## Task goal
Write out the entries verbatim and leave the images out of the copy.
*** Dataset extract ***
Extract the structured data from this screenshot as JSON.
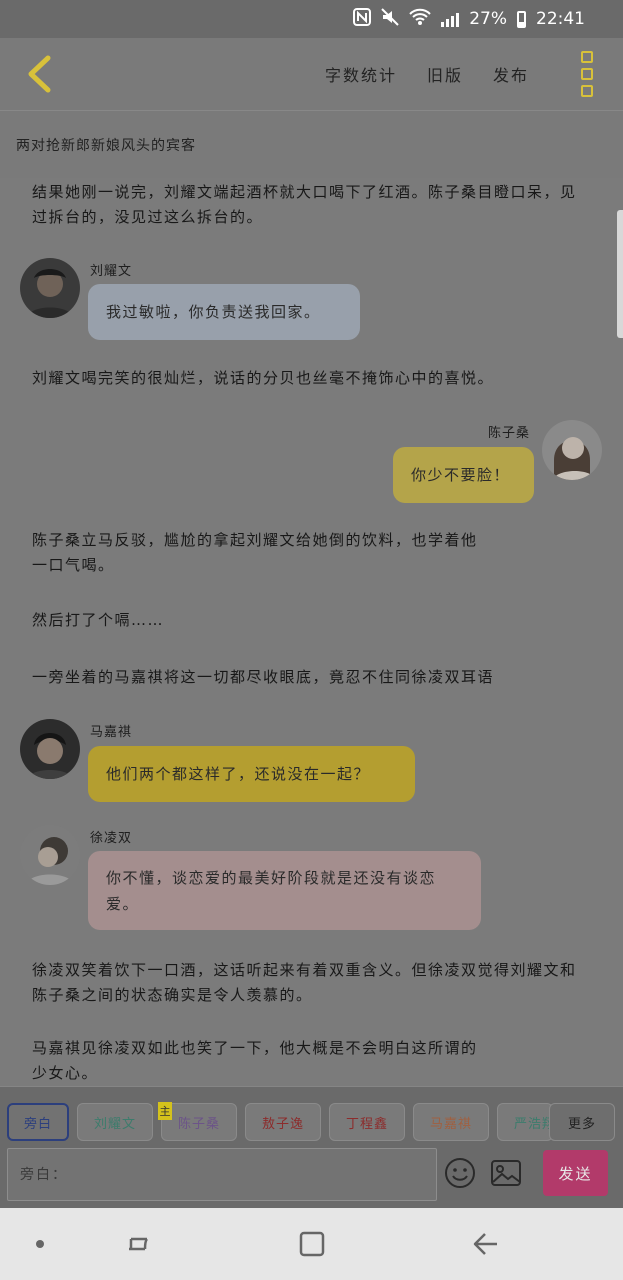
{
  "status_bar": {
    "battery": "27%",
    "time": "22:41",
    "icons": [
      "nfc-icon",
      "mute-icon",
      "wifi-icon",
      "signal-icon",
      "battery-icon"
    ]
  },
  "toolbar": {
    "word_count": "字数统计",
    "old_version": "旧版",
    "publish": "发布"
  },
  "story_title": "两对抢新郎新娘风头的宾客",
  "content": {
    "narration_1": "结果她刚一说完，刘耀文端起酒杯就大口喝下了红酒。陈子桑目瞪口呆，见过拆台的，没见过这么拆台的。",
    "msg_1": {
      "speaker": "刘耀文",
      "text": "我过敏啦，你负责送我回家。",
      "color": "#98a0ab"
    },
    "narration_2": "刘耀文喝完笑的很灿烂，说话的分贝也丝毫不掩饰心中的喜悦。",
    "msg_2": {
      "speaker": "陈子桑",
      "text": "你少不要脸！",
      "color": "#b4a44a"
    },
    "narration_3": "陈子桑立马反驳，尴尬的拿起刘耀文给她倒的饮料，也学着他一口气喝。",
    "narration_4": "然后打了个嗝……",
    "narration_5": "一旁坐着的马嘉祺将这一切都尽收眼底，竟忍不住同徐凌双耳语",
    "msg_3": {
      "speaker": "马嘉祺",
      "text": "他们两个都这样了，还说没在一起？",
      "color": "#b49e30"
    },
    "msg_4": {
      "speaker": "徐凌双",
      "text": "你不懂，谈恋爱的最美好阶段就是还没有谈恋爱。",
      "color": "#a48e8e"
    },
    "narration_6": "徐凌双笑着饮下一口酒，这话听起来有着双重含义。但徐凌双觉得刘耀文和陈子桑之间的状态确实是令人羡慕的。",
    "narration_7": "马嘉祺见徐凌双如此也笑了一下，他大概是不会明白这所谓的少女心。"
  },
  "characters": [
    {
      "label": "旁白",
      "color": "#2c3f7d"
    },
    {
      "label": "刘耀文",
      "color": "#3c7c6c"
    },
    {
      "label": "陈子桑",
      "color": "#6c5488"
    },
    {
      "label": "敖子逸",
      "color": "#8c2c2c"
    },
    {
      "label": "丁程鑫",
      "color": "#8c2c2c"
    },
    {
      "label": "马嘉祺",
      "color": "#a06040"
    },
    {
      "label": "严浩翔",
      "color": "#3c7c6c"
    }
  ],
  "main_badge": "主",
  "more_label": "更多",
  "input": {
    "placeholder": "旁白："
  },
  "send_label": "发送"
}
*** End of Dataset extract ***
## Completed exercise
Extract the structured data from this screenshot as JSON.
{
  "status_bar": {
    "battery": "27%",
    "time": "22:41",
    "icons": [
      "nfc-icon",
      "mute-icon",
      "wifi-icon",
      "signal-icon",
      "battery-icon"
    ]
  },
  "toolbar": {
    "word_count": "字数统计",
    "old_version": "旧版",
    "publish": "发布"
  },
  "story_title": "两对抢新郎新娘风头的宾客",
  "content": {
    "narration_1": "结果她刚一说完，刘耀文端起酒杯就大口喝下了红酒。陈子桑目瞪口呆，见过拆台的，没见过这么拆台的。",
    "msg_1": {
      "speaker": "刘耀文",
      "text": "我过敏啦，你负责送我回家。",
      "color": "#98a0ab"
    },
    "narration_2": "刘耀文喝完笑的很灿烂，说话的分贝也丝毫不掩饰心中的喜悦。",
    "msg_2": {
      "speaker": "陈子桑",
      "text": "你少不要脸！",
      "color": "#b4a44a"
    },
    "narration_3": "陈子桑立马反驳，尴尬的拿起刘耀文给她倒的饮料，也学着他一口气喝。",
    "narration_4": "然后打了个嗝……",
    "narration_5": "一旁坐着的马嘉祺将这一切都尽收眼底，竟忍不住同徐凌双耳语",
    "msg_3": {
      "speaker": "马嘉祺",
      "text": "他们两个都这样了，还说没在一起？",
      "color": "#b49e30"
    },
    "msg_4": {
      "speaker": "徐凌双",
      "text": "你不懂，谈恋爱的最美好阶段就是还没有谈恋爱。",
      "color": "#a48e8e"
    },
    "narration_6": "徐凌双笑着饮下一口酒，这话听起来有着双重含义。但徐凌双觉得刘耀文和陈子桑之间的状态确实是令人羡慕的。",
    "narration_7": "马嘉祺见徐凌双如此也笑了一下，他大概是不会明白这所谓的少女心。"
  },
  "characters": [
    {
      "label": "旁白",
      "color": "#2c3f7d"
    },
    {
      "label": "刘耀文",
      "color": "#3c7c6c"
    },
    {
      "label": "陈子桑",
      "color": "#6c5488"
    },
    {
      "label": "敖子逸",
      "color": "#8c2c2c"
    },
    {
      "label": "丁程鑫",
      "color": "#8c2c2c"
    },
    {
      "label": "马嘉祺",
      "color": "#a06040"
    },
    {
      "label": "严浩翔",
      "color": "#3c7c6c"
    }
  ],
  "main_badge": "主",
  "more_label": "更多",
  "input": {
    "placeholder": "旁白："
  },
  "send_label": "发送"
}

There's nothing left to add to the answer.